[PROVIDED DATA]

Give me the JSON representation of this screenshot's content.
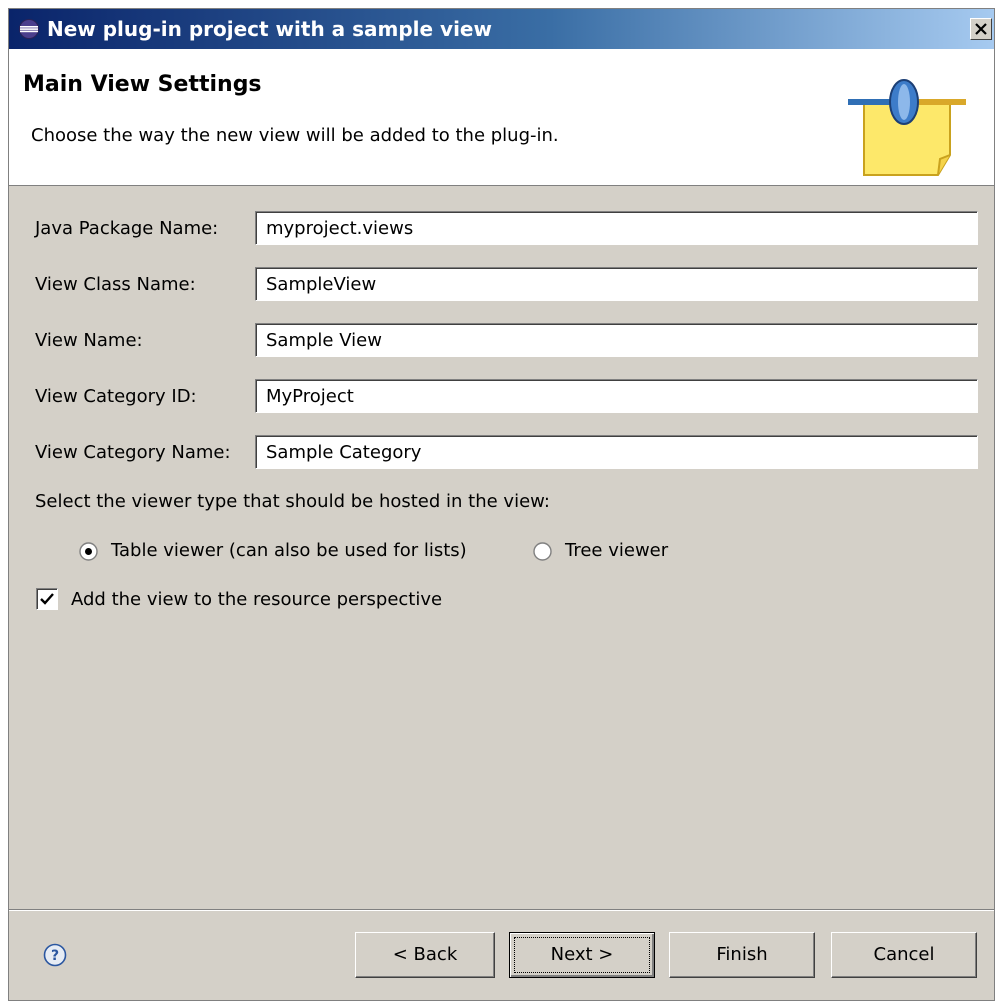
{
  "window": {
    "title": "New plug-in project with a sample view"
  },
  "header": {
    "title": "Main View Settings",
    "description": "Choose the way the new view will be added to the plug-in."
  },
  "form": {
    "fields": [
      {
        "label": "Java Package Name:",
        "value": "myproject.views"
      },
      {
        "label": "View Class Name:",
        "value": "SampleView"
      },
      {
        "label": "View Name:",
        "value": "Sample View"
      },
      {
        "label": "View Category ID:",
        "value": "MyProject"
      },
      {
        "label": "View Category Name:",
        "value": "Sample Category"
      }
    ],
    "viewer_prompt": "Select the viewer type that should be hosted in the view:",
    "viewer_options": [
      {
        "label": "Table viewer (can also be used for lists)",
        "selected": true
      },
      {
        "label": "Tree viewer",
        "selected": false
      }
    ],
    "add_to_perspective": {
      "label": "Add the view to the resource perspective",
      "checked": true
    }
  },
  "buttons": {
    "back": "< Back",
    "next": "Next >",
    "finish": "Finish",
    "cancel": "Cancel"
  },
  "icons": {
    "title": "eclipse-icon",
    "close": "close-icon",
    "header": "plugin-connector-icon",
    "help": "help-icon"
  },
  "colors": {
    "titlebar_start": "#0a246a",
    "titlebar_end": "#a6caf0",
    "dialog_bg": "#d4d0c8",
    "header_bg": "#ffffff"
  }
}
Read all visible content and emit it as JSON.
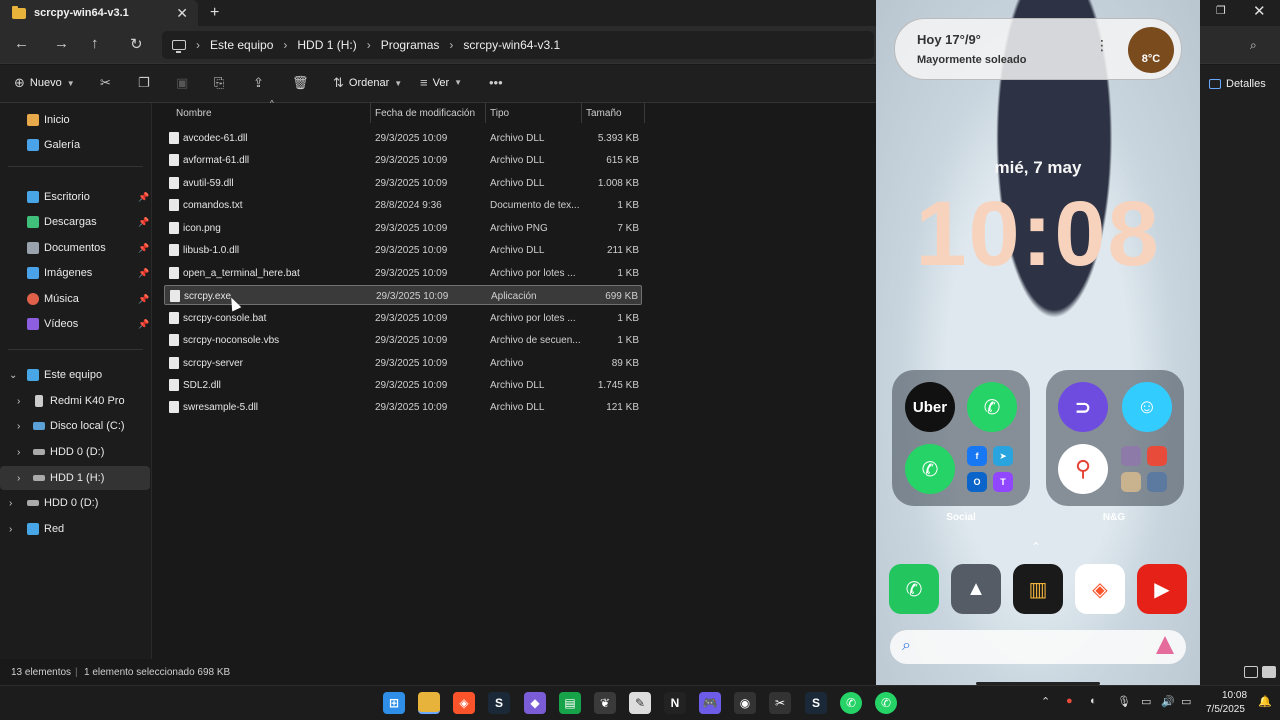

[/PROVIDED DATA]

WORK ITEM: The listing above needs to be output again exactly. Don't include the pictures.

SOLUTION FOR THIS EXERCISE:
Give me the JSON representation of this screenshot's content.
{
  "window": {
    "title": "New plug-in project with a sample view"
  },
  "header": {
    "title": "Main View Settings",
    "description": "Choose the way the new view will be added to the plug-in."
  },
  "form": {
    "fields": [
      {
        "label": "Java Package Name:",
        "value": "myproject.views"
      },
      {
        "label": "View Class Name:",
        "value": "SampleView"
      },
      {
        "label": "View Name:",
        "value": "Sample View"
      },
      {
        "label": "View Category ID:",
        "value": "MyProject"
      },
      {
        "label": "View Category Name:",
        "value": "Sample Category"
      }
    ],
    "viewer_prompt": "Select the viewer type that should be hosted in the view:",
    "viewer_options": [
      {
        "label": "Table viewer (can also be used for lists)",
        "selected": true
      },
      {
        "label": "Tree viewer",
        "selected": false
      }
    ],
    "add_to_perspective": {
      "label": "Add the view to the resource perspective",
      "checked": true
    }
  },
  "buttons": {
    "back": "< Back",
    "next": "Next >",
    "finish": "Finish",
    "cancel": "Cancel"
  },
  "icons": {
    "title": "eclipse-icon",
    "close": "close-icon",
    "header": "plugin-connector-icon",
    "help": "help-icon"
  },
  "colors": {
    "titlebar_start": "#0a246a",
    "titlebar_end": "#a6caf0",
    "dialog_bg": "#d4d0c8",
    "header_bg": "#ffffff"
  }
}
Read all visible content and emit it as JSON.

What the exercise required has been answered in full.